Too many pitchers, that's all, there are just too many pitchers. Ten or twelve on a team. Don't see how any of them get enough work.
-- Cy Young
Our topic for today is the AL Cy Young Award. This is a tough one.
The best pitcher in the AL this year has been Roy Halladay. No doubt about that. But Halladay has already missed more than a month and will be out a little longer. This complicates things.
Arguably, the second most impressive performance by an AL starter has been the job turned in by Kenny Rogers. The Gambler has also done this work in one of the best hitter's parks in the league. But, like Halladay, Rogers has missed a number of starts - partially because of injury and partially because he's a jerk. He's actually pitched fewer innings than Halladay
The AL pitchers with the most impressive W-L records - Jon Garland and Bartolo Colon - both have ERAs a full run higher than Halladay's, and to date haven't extended their fine performance over a significantly greater number of innings.
The AL pitchers leading the league in strikeouts - Johan Santana, John Lackey and Randy Johnson - not only have ERAs more than a run higher than Halladay: they've actually won fewer games. This is also true of the one AL pitcher who is holding opposition hitters to a lower batting average than Halladay. That's Barry Zito of Oakland, and he too has fewer wins than Halladay and ERA that is more than a run higher.
Which leaves Mark Buehrle of the White Sox. Buehrle hasn't missed a turn - he's one of just three pitchers in the league with an ERA below 3.00 (barely - he's at 2.99). He leads the league in innings pitched, which is a big deal for me. He's won "only" 13 games, but I think he's clearly been better than Garland and Colon, who are the only pitchers with more wins.

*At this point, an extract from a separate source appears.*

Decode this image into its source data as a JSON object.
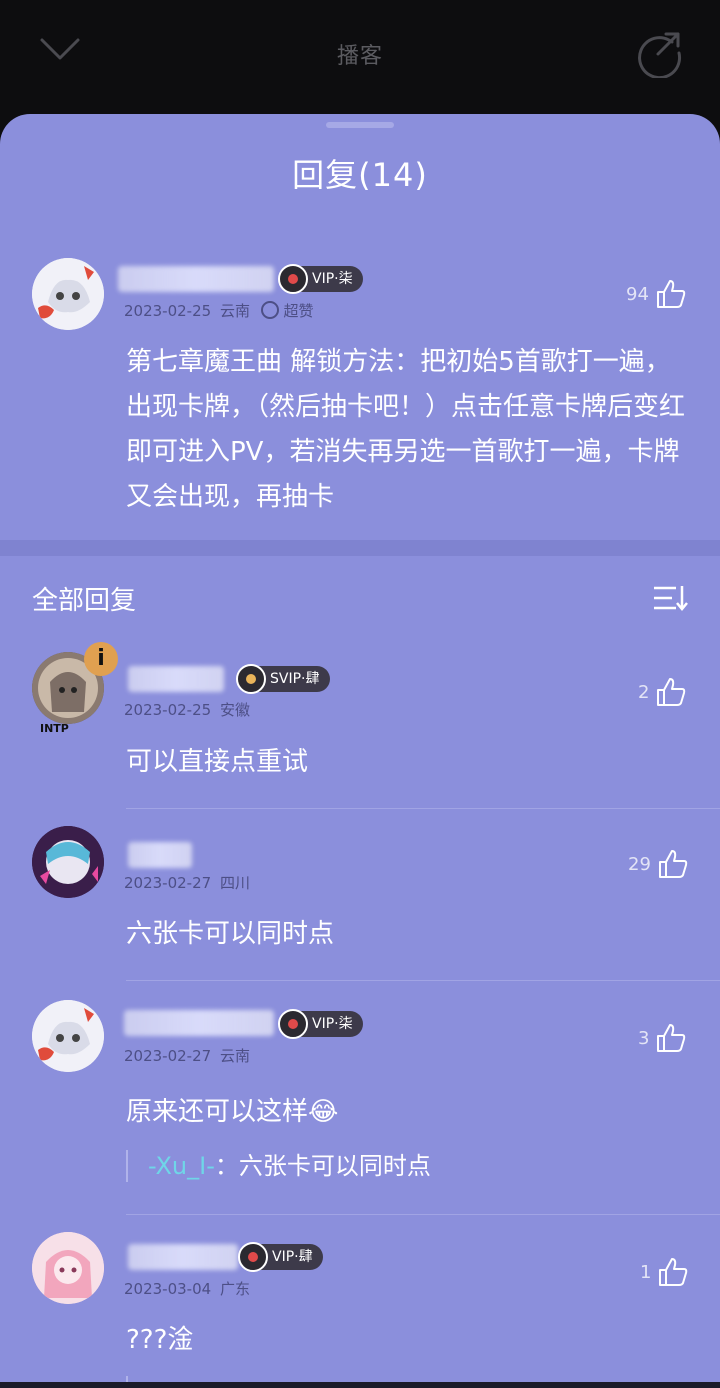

But... Buehrle's ERA is helped enormously by the fact that fully 13 of the runs he's allowed are unearned. Only Randy Johnson has given up as many unearned runs. All but one of the runs Halladay has allowed have counted against his ERA. Buehrle has pitched 33 more innings than Halladay, and he's allowed 32 more runs, and 20 more earned runs. His extra innings are replacement level, at best.
So, somewhat to my surprise, the award is still Halladay's to win. Someone else is going to have to step up over the next six weeks to take it away. Someone probably will - Johan Santana is the guy I would bet on, if I bet on things - and if no one does, the voters will probably just give it to the guy with the most wins.
But not me.
1. Roy Halladay, Toronto
2. Mark Buehrle, Chicago
3. Johan Santana, Minnesota
4. Kenny Rogers, Texas
5. Barry Zito, Oakland
Tomorrow - the NL MVP.
Boston (Wells 9-5, 4.43) at Detroit (Bonderman 13-9, 3.96) 1:05
Baltimore (Cabrera 8-11, 5.00) at Oakland (Haren 10-8, 3.90) 3:35
Kansas City (Carrasco 5-6, 4.37) at Seattle (Moyer 9-4, 4.34) 4:35
Texas (Young 9-7, 4.91) at Cleveland (Millwood 6-9, 3.09) 7:05
New York (Leiter 6-10, 6.14) at Tampa Bay (Hendrickson 7-7, 6.77) 7:15
Minnesota (Santana 11-6, 3.48) at Chicago (Buehrle 13-5, 2.99) 8:05
Toronto (Towers 9-9, 4.25) at Los Angeles (Washburn 6-6, 3.33) 10:05
Chicago (Zambrano 9-5, 3.17) at Houston (Oswalt 14-9, 2.57) 7:05
Washington (Loaiza 7-8, 3.54) at Philadelphia (Lieber 11-10, 4.92) 7:05
San Diego (Williams 6-8, 4.92) at Florida (Willis 15-8, 2.79) 7:05
Los Angeles (Perez 7-6, 4.38) at Atlanta (Hudson 8-7, 3.53) 7:05
San Francisco (Lowry 8-11, 4.13) at Cincinnati (Hudson 4-5, 7.49) 7:10
Pittsburgh (Fogg 6-7, 4.94) at New York (Glavine 8-10, 4.41) 7:10
Arizona (Webb 10-8, 3.78) at St.Louis (Mulder 13-6, 4.10) 8:10
Milwaukee (Capuano 12-8, 3.77) at Colorado (Wright 6-13, 5.85) 9:05